Start of Information provided

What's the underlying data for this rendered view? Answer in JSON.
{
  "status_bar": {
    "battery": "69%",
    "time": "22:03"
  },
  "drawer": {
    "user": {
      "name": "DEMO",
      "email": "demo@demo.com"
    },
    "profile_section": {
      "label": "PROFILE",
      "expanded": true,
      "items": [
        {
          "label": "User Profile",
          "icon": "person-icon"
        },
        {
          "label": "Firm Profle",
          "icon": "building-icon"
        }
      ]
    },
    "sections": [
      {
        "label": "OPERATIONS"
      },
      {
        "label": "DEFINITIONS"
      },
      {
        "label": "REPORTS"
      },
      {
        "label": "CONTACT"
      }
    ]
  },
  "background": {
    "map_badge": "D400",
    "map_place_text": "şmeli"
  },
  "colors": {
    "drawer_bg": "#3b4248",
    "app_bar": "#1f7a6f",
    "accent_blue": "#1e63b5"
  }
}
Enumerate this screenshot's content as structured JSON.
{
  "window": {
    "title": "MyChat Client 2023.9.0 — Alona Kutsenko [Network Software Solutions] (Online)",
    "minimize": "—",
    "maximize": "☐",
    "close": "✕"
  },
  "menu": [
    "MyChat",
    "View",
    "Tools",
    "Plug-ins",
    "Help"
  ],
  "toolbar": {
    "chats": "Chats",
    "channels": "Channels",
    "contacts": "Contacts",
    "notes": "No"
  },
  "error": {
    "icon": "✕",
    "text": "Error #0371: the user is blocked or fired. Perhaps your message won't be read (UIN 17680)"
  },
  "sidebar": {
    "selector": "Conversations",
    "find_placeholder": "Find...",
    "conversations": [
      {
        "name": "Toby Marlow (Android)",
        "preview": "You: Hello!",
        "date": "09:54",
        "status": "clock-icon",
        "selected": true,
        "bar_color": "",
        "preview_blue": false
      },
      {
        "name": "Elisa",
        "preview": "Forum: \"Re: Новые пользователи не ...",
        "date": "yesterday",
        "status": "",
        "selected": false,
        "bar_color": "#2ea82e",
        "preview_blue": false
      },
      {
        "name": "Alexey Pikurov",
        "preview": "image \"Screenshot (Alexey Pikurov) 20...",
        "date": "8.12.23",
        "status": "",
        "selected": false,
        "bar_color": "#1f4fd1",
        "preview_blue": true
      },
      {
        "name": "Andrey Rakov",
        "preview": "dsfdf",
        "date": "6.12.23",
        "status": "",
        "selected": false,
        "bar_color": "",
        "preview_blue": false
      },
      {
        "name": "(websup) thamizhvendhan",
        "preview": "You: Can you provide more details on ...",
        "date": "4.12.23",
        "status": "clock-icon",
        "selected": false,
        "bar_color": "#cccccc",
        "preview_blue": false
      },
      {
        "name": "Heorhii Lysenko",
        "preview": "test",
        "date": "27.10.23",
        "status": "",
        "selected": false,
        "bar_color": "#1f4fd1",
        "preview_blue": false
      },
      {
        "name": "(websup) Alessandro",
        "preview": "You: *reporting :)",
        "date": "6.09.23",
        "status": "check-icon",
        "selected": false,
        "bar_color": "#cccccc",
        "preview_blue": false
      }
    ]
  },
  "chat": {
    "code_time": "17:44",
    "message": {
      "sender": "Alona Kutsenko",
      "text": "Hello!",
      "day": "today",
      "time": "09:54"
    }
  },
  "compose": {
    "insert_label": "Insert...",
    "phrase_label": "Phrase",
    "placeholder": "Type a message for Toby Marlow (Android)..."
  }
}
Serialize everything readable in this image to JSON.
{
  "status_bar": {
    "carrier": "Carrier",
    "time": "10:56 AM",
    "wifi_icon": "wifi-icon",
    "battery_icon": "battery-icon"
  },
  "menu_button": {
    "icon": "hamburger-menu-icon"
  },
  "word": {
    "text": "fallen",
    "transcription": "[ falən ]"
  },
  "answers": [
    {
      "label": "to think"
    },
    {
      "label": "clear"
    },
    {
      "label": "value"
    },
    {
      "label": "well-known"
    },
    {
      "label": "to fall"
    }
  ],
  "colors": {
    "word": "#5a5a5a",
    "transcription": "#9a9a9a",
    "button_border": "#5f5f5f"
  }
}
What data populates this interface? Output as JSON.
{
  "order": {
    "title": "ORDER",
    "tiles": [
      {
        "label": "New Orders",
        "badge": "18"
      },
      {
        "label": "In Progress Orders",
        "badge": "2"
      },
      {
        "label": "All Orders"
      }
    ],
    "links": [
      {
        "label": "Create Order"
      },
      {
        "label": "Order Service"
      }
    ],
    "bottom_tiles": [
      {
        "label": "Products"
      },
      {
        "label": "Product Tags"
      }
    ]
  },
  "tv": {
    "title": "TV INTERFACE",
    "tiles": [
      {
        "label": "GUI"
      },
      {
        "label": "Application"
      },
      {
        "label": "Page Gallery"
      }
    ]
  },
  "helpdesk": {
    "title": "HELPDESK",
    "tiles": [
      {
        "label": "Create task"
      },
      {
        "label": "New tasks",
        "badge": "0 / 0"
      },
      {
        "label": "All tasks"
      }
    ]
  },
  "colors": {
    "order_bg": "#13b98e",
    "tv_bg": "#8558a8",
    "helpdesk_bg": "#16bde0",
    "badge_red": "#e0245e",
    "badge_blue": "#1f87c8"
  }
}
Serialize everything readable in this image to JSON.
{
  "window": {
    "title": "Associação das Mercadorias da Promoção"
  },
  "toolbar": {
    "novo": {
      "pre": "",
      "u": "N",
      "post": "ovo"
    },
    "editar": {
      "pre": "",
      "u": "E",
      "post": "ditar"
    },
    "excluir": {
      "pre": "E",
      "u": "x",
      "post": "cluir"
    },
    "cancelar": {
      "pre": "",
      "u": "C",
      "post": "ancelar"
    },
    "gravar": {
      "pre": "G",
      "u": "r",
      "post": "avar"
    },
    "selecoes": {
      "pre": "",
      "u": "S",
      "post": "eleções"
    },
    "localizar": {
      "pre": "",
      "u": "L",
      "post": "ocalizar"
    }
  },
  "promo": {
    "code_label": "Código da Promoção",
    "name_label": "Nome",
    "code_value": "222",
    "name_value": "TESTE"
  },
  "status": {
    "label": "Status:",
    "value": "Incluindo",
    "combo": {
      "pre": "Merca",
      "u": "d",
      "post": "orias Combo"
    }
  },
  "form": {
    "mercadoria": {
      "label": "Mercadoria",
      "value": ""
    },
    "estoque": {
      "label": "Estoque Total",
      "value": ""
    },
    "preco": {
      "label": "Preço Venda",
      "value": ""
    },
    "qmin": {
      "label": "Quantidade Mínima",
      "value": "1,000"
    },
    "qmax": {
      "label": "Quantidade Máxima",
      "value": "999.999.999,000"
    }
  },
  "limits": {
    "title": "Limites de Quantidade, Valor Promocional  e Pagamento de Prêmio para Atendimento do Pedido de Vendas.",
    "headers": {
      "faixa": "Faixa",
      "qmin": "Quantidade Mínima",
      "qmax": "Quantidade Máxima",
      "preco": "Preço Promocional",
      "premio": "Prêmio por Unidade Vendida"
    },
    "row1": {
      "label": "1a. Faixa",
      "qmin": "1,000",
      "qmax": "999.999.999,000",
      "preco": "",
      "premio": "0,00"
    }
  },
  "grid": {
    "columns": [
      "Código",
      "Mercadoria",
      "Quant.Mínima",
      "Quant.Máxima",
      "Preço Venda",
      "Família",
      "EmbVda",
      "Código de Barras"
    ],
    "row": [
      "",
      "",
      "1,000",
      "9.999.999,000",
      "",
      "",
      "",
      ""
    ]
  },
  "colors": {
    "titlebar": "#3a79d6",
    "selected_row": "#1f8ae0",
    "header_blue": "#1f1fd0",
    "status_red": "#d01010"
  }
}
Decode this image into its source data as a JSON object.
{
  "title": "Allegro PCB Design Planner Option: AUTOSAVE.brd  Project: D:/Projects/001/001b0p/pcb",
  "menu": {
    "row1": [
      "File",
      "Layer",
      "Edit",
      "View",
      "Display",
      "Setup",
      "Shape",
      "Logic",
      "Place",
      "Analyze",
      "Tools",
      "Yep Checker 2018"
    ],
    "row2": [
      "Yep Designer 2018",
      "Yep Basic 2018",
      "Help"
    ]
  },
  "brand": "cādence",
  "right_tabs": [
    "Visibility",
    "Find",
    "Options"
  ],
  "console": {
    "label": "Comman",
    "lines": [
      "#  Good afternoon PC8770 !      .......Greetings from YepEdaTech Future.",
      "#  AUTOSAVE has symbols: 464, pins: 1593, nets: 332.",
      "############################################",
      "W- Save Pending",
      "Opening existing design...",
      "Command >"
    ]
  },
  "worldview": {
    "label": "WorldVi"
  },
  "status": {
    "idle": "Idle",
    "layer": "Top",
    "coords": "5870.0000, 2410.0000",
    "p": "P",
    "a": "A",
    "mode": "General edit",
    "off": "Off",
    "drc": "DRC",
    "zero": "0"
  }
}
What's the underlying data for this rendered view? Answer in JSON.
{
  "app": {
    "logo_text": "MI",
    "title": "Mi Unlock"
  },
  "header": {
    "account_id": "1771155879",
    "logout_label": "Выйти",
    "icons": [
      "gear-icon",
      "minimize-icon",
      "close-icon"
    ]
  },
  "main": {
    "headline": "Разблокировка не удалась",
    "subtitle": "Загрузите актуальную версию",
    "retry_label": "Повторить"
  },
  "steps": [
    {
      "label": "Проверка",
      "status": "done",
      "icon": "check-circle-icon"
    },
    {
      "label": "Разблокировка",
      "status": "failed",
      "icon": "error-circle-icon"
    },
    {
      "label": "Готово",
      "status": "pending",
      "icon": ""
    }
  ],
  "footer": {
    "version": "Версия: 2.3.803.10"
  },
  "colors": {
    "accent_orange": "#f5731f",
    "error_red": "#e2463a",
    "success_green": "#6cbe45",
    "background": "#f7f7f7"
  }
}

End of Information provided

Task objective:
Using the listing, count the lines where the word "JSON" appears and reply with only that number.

Task response:
7